___ PROVIDED MATERIAL ___
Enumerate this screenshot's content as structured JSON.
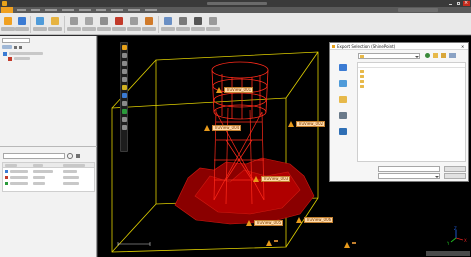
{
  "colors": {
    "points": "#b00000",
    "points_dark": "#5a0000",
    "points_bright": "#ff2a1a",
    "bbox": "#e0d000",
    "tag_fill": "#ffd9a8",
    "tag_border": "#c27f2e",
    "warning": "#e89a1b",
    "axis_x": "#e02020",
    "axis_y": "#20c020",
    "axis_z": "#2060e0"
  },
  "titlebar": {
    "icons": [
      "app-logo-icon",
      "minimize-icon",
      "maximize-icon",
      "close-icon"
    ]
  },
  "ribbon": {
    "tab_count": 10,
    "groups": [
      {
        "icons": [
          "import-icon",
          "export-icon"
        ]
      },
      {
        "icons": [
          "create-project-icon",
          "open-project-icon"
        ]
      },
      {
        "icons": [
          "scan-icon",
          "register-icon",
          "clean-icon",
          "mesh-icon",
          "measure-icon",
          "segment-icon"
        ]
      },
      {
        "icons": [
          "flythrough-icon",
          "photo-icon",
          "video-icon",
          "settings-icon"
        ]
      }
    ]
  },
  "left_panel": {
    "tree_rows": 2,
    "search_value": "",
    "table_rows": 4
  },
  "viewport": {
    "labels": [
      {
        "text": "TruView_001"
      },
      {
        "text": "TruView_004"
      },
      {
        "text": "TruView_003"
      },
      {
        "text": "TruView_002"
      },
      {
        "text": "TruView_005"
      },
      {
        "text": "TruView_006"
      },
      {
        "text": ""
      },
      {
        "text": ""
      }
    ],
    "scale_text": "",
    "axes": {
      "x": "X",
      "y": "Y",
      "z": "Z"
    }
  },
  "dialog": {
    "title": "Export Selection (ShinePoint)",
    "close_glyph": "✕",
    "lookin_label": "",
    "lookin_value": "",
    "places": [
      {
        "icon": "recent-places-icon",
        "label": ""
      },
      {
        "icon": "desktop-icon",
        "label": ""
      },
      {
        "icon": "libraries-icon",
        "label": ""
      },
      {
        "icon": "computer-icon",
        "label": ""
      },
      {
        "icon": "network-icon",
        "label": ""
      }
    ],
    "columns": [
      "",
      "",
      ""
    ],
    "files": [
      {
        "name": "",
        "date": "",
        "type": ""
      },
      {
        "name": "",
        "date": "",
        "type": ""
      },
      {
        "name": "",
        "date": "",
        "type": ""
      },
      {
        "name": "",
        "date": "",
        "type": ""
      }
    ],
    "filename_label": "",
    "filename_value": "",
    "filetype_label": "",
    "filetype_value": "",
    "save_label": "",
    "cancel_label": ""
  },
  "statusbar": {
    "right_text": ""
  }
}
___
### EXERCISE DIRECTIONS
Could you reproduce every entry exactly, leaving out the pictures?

### SOLUTION TO THIS EXERCISE
Enumerate this screenshot's content as structured JSON.
{
  "colors": {
    "points": "#b00000",
    "points_dark": "#5a0000",
    "points_bright": "#ff2a1a",
    "bbox": "#e0d000",
    "tag_fill": "#ffd9a8",
    "tag_border": "#c27f2e",
    "warning": "#e89a1b",
    "axis_x": "#e02020",
    "axis_y": "#20c020",
    "axis_z": "#2060e0"
  },
  "titlebar": {
    "icons": [
      "app-logo-icon",
      "minimize-icon",
      "maximize-icon",
      "close-icon"
    ]
  },
  "ribbon": {
    "tab_count": 10,
    "groups": [
      {
        "icons": [
          "import-icon",
          "export-icon"
        ]
      },
      {
        "icons": [
          "create-project-icon",
          "open-project-icon"
        ]
      },
      {
        "icons": [
          "scan-icon",
          "register-icon",
          "clean-icon",
          "mesh-icon",
          "measure-icon",
          "segment-icon"
        ]
      },
      {
        "icons": [
          "flythrough-icon",
          "photo-icon",
          "video-icon",
          "settings-icon"
        ]
      }
    ]
  },
  "left_panel": {
    "tree_rows": 2,
    "search_value": "",
    "table_rows": 4
  },
  "viewport": {
    "labels": [
      {
        "text": "TruView_001"
      },
      {
        "text": "TruView_004"
      },
      {
        "text": "TruView_003"
      },
      {
        "text": "TruView_002"
      },
      {
        "text": "TruView_005"
      },
      {
        "text": "TruView_006"
      },
      {
        "text": ""
      },
      {
        "text": ""
      }
    ],
    "scale_text": "",
    "axes": {
      "x": "X",
      "y": "Y",
      "z": "Z"
    }
  },
  "dialog": {
    "title": "Export Selection (ShinePoint)",
    "close_glyph": "✕",
    "lookin_label": "",
    "lookin_value": "",
    "places": [
      {
        "icon": "recent-places-icon",
        "label": ""
      },
      {
        "icon": "desktop-icon",
        "label": ""
      },
      {
        "icon": "libraries-icon",
        "label": ""
      },
      {
        "icon": "computer-icon",
        "label": ""
      },
      {
        "icon": "network-icon",
        "label": ""
      }
    ],
    "columns": [
      "",
      "",
      ""
    ],
    "files": [
      {
        "name": "",
        "date": "",
        "type": ""
      },
      {
        "name": "",
        "date": "",
        "type": ""
      },
      {
        "name": "",
        "date": "",
        "type": ""
      },
      {
        "name": "",
        "date": "",
        "type": ""
      }
    ],
    "filename_label": "",
    "filename_value": "",
    "filetype_label": "",
    "filetype_value": "",
    "save_label": "",
    "cancel_label": ""
  },
  "statusbar": {
    "right_text": ""
  }
}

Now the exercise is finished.